*** Begin section ***

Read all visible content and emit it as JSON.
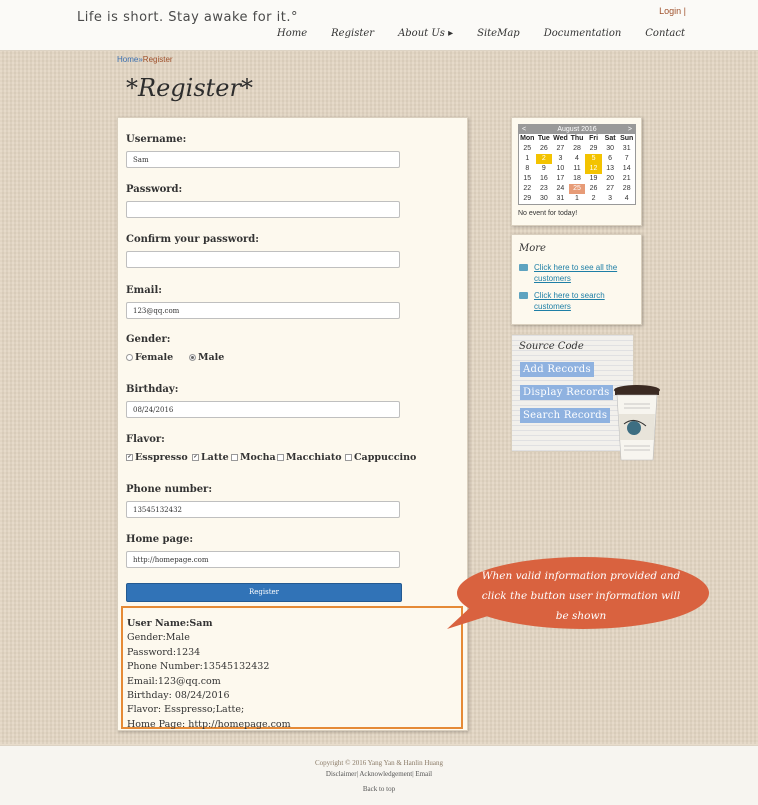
{
  "header": {
    "tagline": "Life is short. Stay awake for it.°",
    "login": "Login |",
    "nav": [
      "Home",
      "Register",
      "About Us ▸",
      "SiteMap",
      "Documentation",
      "Contact"
    ]
  },
  "breadcrumb": {
    "home": "Home",
    "sep": "»",
    "current": "Register"
  },
  "page_title": "*Register*",
  "form": {
    "username_label": "Username:",
    "username_value": "Sam",
    "password_label": "Password:",
    "password_value": "",
    "confirm_label": "Confirm your password:",
    "confirm_value": "",
    "email_label": "Email:",
    "email_value": "123@qq.com",
    "gender_label": "Gender:",
    "gender_options": [
      "Female",
      "Male"
    ],
    "gender_selected": "Male",
    "birthday_label": "Birthday:",
    "birthday_value": "08/24/2016",
    "flavor_label": "Flavor:",
    "flavor_options": [
      "Esspresso",
      "Latte",
      "Mocha",
      "Macchiato",
      "Cappuccino"
    ],
    "flavor_checked": [
      "Esspresso",
      "Latte"
    ],
    "phone_label": "Phone number:",
    "phone_value": "13545132432",
    "homepage_label": "Home page:",
    "homepage_value": "http://homepage.com",
    "submit_label": "Register"
  },
  "result": {
    "lines": [
      "User Name:Sam",
      "Gender:Male",
      "Password:1234",
      "Phone Number:13545132432",
      "Email:123@qq.com",
      "Birthday: 08/24/2016",
      "Flavor: Esspresso;Latte;",
      "Home Page:   http://homepage.com"
    ]
  },
  "calendar": {
    "month": "August 2016",
    "prev": "<",
    "next": ">",
    "weekdays": [
      "Mon",
      "Tue",
      "Wed",
      "Thu",
      "Fri",
      "Sat",
      "Sun"
    ],
    "days": [
      "25",
      "26",
      "27",
      "28",
      "29",
      "30",
      "31",
      "1",
      "2",
      "3",
      "4",
      "5",
      "6",
      "7",
      "8",
      "9",
      "10",
      "11",
      "12",
      "13",
      "14",
      "15",
      "16",
      "17",
      "18",
      "19",
      "20",
      "21",
      "22",
      "23",
      "24",
      "25",
      "26",
      "27",
      "28",
      "29",
      "30",
      "31",
      "1",
      "2",
      "3",
      "4"
    ],
    "event_days": [
      "2",
      "5",
      "12"
    ],
    "today": "25",
    "no_event": "No event for today!"
  },
  "more": {
    "title": "More",
    "links": [
      "Click here to see all the customers",
      "Click here to search customers"
    ]
  },
  "source_code": {
    "title": "Source Code",
    "buttons": [
      "Add Records",
      "Display Records",
      "Search Records"
    ]
  },
  "callout": {
    "text": "When valid information provided and click the button user information will be shown"
  },
  "footer": {
    "copyright": "Copyright © 2016 Yang Yan & Hanlin Huang",
    "links": "Disclaimer| Acknowledgement| Email",
    "back_to_top": "Back to top"
  },
  "colors": {
    "accent": "#3173b7",
    "highlight_border": "#e58a36",
    "callout": "#d9623f",
    "event_day": "#f3c300",
    "today": "#e79b77"
  }
}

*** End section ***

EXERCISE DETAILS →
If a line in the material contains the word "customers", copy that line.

REPLY →
      "Click here to see all the customers",
      "Click here to search customers"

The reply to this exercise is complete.